§ **WHAT THE TASK ASKS**
Output the entries below without any alteration.

Excerpts from an interface dataset:
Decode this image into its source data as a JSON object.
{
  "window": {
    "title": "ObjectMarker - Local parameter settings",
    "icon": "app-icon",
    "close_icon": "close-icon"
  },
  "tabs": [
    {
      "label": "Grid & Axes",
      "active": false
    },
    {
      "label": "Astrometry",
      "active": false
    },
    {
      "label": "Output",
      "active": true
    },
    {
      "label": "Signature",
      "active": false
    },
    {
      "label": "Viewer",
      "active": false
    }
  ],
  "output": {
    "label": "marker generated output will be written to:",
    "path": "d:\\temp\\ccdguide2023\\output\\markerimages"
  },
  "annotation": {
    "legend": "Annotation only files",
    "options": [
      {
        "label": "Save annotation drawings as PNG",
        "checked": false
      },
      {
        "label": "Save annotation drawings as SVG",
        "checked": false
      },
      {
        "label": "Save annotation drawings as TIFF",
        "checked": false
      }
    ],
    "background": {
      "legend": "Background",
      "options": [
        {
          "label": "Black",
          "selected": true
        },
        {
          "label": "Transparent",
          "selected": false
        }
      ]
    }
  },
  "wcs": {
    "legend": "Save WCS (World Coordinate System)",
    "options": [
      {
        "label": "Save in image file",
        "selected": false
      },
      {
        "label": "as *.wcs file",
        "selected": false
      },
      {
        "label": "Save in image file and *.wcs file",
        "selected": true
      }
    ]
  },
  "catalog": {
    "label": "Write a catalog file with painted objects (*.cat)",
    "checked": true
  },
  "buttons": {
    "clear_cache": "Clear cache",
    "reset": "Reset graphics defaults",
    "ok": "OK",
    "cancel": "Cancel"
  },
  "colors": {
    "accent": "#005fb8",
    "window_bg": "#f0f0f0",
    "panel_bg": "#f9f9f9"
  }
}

§ **RESPONSE TO THIS TASK**
Decode this image into its source data as a JSON object.
{
  "window": {
    "title": "ObjectMarker - Local parameter settings",
    "icon": "app-icon",
    "close_icon": "close-icon"
  },
  "tabs": [
    {
      "label": "Grid & Axes",
      "active": false
    },
    {
      "label": "Astrometry",
      "active": false
    },
    {
      "label": "Output",
      "active": true
    },
    {
      "label": "Signature",
      "active": false
    },
    {
      "label": "Viewer",
      "active": false
    }
  ],
  "output": {
    "label": "marker generated output will be written to:",
    "path": "d:\\temp\\ccdguide2023\\output\\markerimages"
  },
  "annotation": {
    "legend": "Annotation only files",
    "options": [
      {
        "label": "Save annotation drawings as PNG",
        "checked": false
      },
      {
        "label": "Save annotation drawings as SVG",
        "checked": false
      },
      {
        "label": "Save annotation drawings as TIFF",
        "checked": false
      }
    ],
    "background": {
      "legend": "Background",
      "options": [
        {
          "label": "Black",
          "selected": true
        },
        {
          "label": "Transparent",
          "selected": false
        }
      ]
    }
  },
  "wcs": {
    "legend": "Save WCS (World Coordinate System)",
    "options": [
      {
        "label": "Save in image file",
        "selected": false
      },
      {
        "label": "as *.wcs file",
        "selected": false
      },
      {
        "label": "Save in image file and *.wcs file",
        "selected": true
      }
    ]
  },
  "catalog": {
    "label": "Write a catalog file with painted objects (*.cat)",
    "checked": true
  },
  "buttons": {
    "clear_cache": "Clear cache",
    "reset": "Reset graphics defaults",
    "ok": "OK",
    "cancel": "Cancel"
  },
  "colors": {
    "accent": "#005fb8",
    "window_bg": "#f0f0f0",
    "panel_bg": "#f9f9f9"
  }
}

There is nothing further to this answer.